→ **Goal of the exercise**
Your answer should be every line of the records that contains the word "JSON", copied as it stands.

------------------------------------------------------------

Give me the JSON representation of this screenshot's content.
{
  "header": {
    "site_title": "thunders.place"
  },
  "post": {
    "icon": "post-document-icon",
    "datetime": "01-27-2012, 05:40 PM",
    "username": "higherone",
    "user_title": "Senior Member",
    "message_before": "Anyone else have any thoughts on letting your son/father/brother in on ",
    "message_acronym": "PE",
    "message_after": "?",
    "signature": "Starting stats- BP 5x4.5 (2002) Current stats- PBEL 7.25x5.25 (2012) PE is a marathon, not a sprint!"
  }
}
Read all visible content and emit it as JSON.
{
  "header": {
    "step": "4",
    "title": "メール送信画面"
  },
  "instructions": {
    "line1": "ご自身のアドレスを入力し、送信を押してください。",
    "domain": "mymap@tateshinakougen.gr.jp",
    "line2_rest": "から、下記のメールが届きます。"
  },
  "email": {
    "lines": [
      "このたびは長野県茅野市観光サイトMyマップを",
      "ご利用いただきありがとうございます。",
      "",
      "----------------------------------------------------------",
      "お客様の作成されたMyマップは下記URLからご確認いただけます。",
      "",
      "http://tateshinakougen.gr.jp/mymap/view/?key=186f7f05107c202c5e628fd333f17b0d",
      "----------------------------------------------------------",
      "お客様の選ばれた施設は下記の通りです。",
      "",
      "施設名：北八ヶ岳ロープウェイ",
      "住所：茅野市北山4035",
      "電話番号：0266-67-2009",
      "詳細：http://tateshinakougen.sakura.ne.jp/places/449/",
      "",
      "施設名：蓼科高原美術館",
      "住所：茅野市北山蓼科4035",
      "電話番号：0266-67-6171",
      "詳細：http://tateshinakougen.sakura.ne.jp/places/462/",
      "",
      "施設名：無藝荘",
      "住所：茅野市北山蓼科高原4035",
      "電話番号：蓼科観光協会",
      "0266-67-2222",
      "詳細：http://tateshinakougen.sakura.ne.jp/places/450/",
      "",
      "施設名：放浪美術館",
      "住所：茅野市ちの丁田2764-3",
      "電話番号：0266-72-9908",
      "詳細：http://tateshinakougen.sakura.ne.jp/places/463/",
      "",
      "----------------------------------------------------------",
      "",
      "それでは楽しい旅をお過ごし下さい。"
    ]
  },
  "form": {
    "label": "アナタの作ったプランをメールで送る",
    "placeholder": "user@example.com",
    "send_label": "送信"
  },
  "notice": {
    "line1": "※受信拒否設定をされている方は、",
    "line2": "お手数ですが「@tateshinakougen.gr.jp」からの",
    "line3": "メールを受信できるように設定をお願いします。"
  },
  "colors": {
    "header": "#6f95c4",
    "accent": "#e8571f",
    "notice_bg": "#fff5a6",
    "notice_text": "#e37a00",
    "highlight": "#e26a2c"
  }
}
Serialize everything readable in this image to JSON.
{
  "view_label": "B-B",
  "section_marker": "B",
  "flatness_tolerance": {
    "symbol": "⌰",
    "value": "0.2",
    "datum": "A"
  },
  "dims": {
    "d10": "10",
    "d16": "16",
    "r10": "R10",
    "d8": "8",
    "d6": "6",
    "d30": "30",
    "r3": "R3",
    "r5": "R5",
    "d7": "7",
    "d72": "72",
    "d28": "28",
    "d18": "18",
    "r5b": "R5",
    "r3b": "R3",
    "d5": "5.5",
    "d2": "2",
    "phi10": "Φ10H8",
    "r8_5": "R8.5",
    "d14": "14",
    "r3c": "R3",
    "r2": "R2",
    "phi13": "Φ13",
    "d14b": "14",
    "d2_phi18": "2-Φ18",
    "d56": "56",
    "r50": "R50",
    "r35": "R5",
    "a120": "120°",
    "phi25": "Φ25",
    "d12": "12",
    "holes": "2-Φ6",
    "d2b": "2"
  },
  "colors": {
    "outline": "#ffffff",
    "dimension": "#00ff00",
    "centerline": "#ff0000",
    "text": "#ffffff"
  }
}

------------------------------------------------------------

→ **Written response**
Give me the JSON representation of this screenshot's content.
Read all visible content and emit it as JSON.
Serialize everything readable in this image to JSON.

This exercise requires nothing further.